Your assignment: Each entry must be written out again exactly as it stands.

The data:
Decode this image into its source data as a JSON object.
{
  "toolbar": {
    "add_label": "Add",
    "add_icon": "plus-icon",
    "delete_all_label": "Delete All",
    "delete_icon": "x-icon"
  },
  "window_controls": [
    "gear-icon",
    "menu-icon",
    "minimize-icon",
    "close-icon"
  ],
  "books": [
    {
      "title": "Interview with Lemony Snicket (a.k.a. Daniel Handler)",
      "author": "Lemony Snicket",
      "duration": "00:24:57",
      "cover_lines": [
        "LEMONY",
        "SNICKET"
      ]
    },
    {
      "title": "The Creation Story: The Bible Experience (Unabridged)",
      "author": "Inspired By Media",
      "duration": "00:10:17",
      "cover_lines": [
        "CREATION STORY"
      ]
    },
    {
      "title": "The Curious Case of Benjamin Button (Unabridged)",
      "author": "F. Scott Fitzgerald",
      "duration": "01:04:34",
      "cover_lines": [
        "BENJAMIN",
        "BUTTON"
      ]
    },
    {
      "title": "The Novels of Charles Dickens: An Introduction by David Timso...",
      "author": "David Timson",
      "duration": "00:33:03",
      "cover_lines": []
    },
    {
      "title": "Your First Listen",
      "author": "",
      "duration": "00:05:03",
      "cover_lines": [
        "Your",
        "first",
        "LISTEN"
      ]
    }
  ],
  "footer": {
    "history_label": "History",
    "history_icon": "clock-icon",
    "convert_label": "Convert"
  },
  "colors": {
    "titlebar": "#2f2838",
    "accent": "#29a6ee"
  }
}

Output below:
Decode this image into its source data as a JSON object.
{
  "toolbar": {
    "add_label": "Add",
    "add_icon": "plus-icon",
    "delete_all_label": "Delete All",
    "delete_icon": "x-icon"
  },
  "window_controls": [
    "gear-icon",
    "menu-icon",
    "minimize-icon",
    "close-icon"
  ],
  "books": [
    {
      "title": "Interview with Lemony Snicket (a.k.a. Daniel Handler)",
      "author": "Lemony Snicket",
      "duration": "00:24:57",
      "cover_lines": [
        "LEMONY",
        "SNICKET"
      ]
    },
    {
      "title": "The Creation Story: The Bible Experience (Unabridged)",
      "author": "Inspired By Media",
      "duration": "00:10:17",
      "cover_lines": [
        "CREATION STORY"
      ]
    },
    {
      "title": "The Curious Case of Benjamin Button (Unabridged)",
      "author": "F. Scott Fitzgerald",
      "duration": "01:04:34",
      "cover_lines": [
        "BENJAMIN",
        "BUTTON"
      ]
    },
    {
      "title": "The Novels of Charles Dickens: An Introduction by David Timso...",
      "author": "David Timson",
      "duration": "00:33:03",
      "cover_lines": []
    },
    {
      "title": "Your First Listen",
      "author": "",
      "duration": "00:05:03",
      "cover_lines": [
        "Your",
        "first",
        "LISTEN"
      ]
    }
  ],
  "footer": {
    "history_label": "History",
    "history_icon": "clock-icon",
    "convert_label": "Convert"
  },
  "colors": {
    "titlebar": "#2f2838",
    "accent": "#29a6ee"
  }
}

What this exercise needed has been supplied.